(Records from a data collection)

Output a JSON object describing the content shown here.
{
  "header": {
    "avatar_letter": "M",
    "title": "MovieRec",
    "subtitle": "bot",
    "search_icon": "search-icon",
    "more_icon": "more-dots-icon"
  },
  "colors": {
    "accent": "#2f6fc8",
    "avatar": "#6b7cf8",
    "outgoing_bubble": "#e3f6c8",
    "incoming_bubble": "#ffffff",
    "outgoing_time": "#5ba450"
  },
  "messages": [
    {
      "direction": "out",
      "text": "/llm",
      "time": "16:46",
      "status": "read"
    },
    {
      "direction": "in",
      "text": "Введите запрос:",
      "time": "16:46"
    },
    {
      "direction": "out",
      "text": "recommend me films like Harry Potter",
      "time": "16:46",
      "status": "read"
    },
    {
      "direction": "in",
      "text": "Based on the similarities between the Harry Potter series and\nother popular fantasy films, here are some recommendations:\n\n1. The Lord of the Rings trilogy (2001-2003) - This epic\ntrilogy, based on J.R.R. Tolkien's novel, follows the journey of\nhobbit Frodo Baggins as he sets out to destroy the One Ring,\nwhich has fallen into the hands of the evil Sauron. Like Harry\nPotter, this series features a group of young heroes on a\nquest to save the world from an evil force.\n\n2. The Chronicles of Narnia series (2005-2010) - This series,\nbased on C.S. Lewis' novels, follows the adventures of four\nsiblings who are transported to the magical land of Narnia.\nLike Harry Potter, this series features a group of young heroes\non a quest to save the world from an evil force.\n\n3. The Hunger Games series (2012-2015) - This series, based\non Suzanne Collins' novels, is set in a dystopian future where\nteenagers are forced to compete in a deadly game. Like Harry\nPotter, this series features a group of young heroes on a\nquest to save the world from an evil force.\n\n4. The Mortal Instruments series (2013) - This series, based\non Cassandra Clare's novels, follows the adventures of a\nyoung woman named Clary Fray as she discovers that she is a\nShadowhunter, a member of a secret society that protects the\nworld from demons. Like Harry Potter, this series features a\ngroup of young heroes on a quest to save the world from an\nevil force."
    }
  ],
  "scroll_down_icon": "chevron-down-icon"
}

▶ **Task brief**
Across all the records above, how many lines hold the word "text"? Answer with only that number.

▶ **Answer for this exercise**
4